Let us run with endurance the race marked before us.” Hebrews 12:1-3.
If you wanted to know what it is about Ironman that captivates thousands of people around the globe and drives them to extreme of training , stresses in their lives and relationships , then read Scott Tinley's article Haven't we met . For me it encapsulates the feelings of striving to do this race and to reach Kona .
For many it is a struggle within and around life, and for some it is an escape from a troubled history . I struggle with the purity of the race , the endurance , the training and yet the over commercialisation of the brand and all that it attracts. There is the money , the bikes , the equipment , the training aids , celebrity and just that Hollywood gloss so many find so very distasteful and unbecoming when measured against the benchmark of a race in 1978 .No publicity , no support , just pure test of the individual and the elements.
Unfortunately , I arrived into this sport at a time when with the growing interest comes the hype of the nanosecond news world. Everything is instantaneous. For that , I am thankful for my stumble into a sport where a 6 hour ride is 6 hours , there are no real short cuts (maybe good genes for some) . Time is standing still for the most part. That is how you embrace the race and the challenge both physically and mentally.
I love Tinley's articles for capturing that feel and for the sentiment it expresses . He sees Ironman and the people who venture into it for what it is , warts and all .For me it remains a dream , now further away , with the competitive nature of the sport and the fast times , but it embodies what I love of the sport , the training , the ups and downs , the people I meet and the lifestyle it manifest .I may never win a race and I may never race in Kona but I am beginning to learn it is the twin sons of approach that Scott speaks of , attitude and appreciation. Ironman does not make us or even define us , it may shape us but we are all so much more for having taken the journey. We just need to know within ourselves why we are on this journey.

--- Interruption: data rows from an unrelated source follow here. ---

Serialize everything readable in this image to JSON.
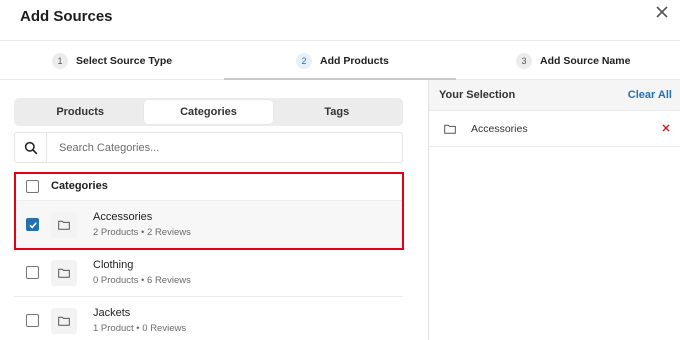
{
  "modal": {
    "title": "Add Sources"
  },
  "steps": [
    {
      "number": "1",
      "label": "Select Source Type"
    },
    {
      "number": "2",
      "label": "Add Products"
    },
    {
      "number": "3",
      "label": "Add Source Name"
    }
  ],
  "tabs": [
    "Products",
    "Categories",
    "Tags"
  ],
  "search": {
    "placeholder": "Search Categories..."
  },
  "list": {
    "header": "Categories",
    "items": [
      {
        "name": "Accessories",
        "meta": "2 Products • 2 Reviews",
        "checked": true
      },
      {
        "name": "Clothing",
        "meta": "0 Products • 6 Reviews",
        "checked": false
      },
      {
        "name": "Jackets",
        "meta": "1 Product • 0 Reviews",
        "checked": false
      }
    ]
  },
  "selection": {
    "title": "Your Selection",
    "clear_label": "Clear All",
    "items": [
      {
        "name": "Accessories"
      }
    ]
  },
  "colors": {
    "accent": "#2271b1",
    "highlight": "#e3001b",
    "remove": "#cc1818"
  },
  "icons": {
    "close": "close-icon",
    "search": "search-icon",
    "folder": "folder-icon",
    "remove": "remove-icon",
    "check": "checkmark-icon"
  }
}
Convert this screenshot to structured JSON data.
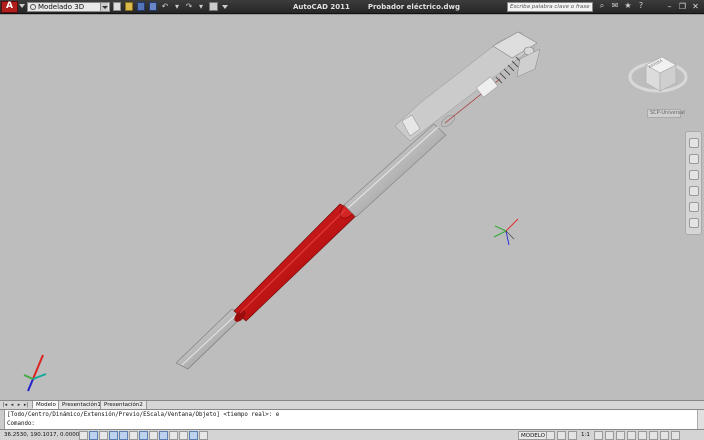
{
  "titlebar": {
    "app_button_label": "A",
    "workspace": "Modelado 3D",
    "app_name": "AutoCAD 2011",
    "document": "Probador eléctrico.dwg",
    "search_placeholder": "Escriba palabra clave o frase"
  },
  "viewcube": {
    "face_label": "ARRIBA",
    "wcs_menu": "SCP-Universal"
  },
  "tabs": [
    {
      "label": "Modelo",
      "active": true
    },
    {
      "label": "Presentación1",
      "active": false
    },
    {
      "label": "Presentación2",
      "active": false
    }
  ],
  "command": {
    "history": "[Todo/Centro/Dinámico/Extensión/Previo/EScala/Ventana/Objeto] <tiempo real>: e",
    "prompt": "Comando:"
  },
  "status": {
    "coordinates": "36.2530, 190.1017, 0.0000",
    "model_button": "MODELO",
    "scale": "1:1"
  },
  "colors": {
    "viewport_bg": "#bdbdbd",
    "handle_red": "#c41818",
    "accent_red": "#b01e1e"
  }
}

Haven't we met by Scott Tinley
An athlete's journey into the place of his making.
If you participate at Ironman only a few times you might be able to walk away without rehab or counseling. But after a decade it’s too late. Life without parole, it can suck like it blows. You tell the same tales, frequent the same coffee bars and return to see if your mai-tai-induced initials are still carved on the back bar at the Kona Inn. Ten will get you twenty. Twenty will hold you down and commit you to some endlessly-looped film of the infamous ‘82 Julie Moss crawl-to-finish. That Ground Hog Day milieu where you can check out but you can never leave? It is the solitary confinement of one-too-many trips up and down the Queen K.
The Ironman is nothing if not an extended negotiation. One makes deals with themselves and family members and bosses and loved ones and unloved ones and in the end, some kind of dealer from higher up. When simple breathing is a challenge and sleeping makes you tired, you will go down to the Crossroads to make your deal for that finisher’s medal. The finish line on Alii Dr. has become its own its own Valhalla. No one travels it unvanquished.
The ideal of becoming an Ironman is not unlike an addiction to something we submit to. We talk about the grand benefits of endurance sport--self-awareness, personal challenge, the chance to rise above the white noise of modernity--but it mostly comes down to our
desire for love, to be more than simply accepted. Heroes are loved. In somebody’s eyes, an Ironman finisher is always heroic.
Somehow, we carve out the costs and the pain and suffering under that guise that we will somehow stand taller after that sprint down Alii Dr.
More than a Triathlete by Scott Tinley
The same is true with athletics, especially individual endurance sports. You and I may have the same finishing time, but what it represents to us may be as different as wheat grass and Twinkies. One man’s exalted victory is another man’s shameful defeat. So much has to do with the twin sons of approach: attitude and appreciation.There was a short quote handwritten in faded pencil on the back. It said, “Let us run with endurance the race marked before us.” Hebrews 12:1-3.
I turned the card over. It belonged to my new friend, the minister of a church in New Mexico. His name is Scott. He is a triathlete, but he is so much more. As are all of you.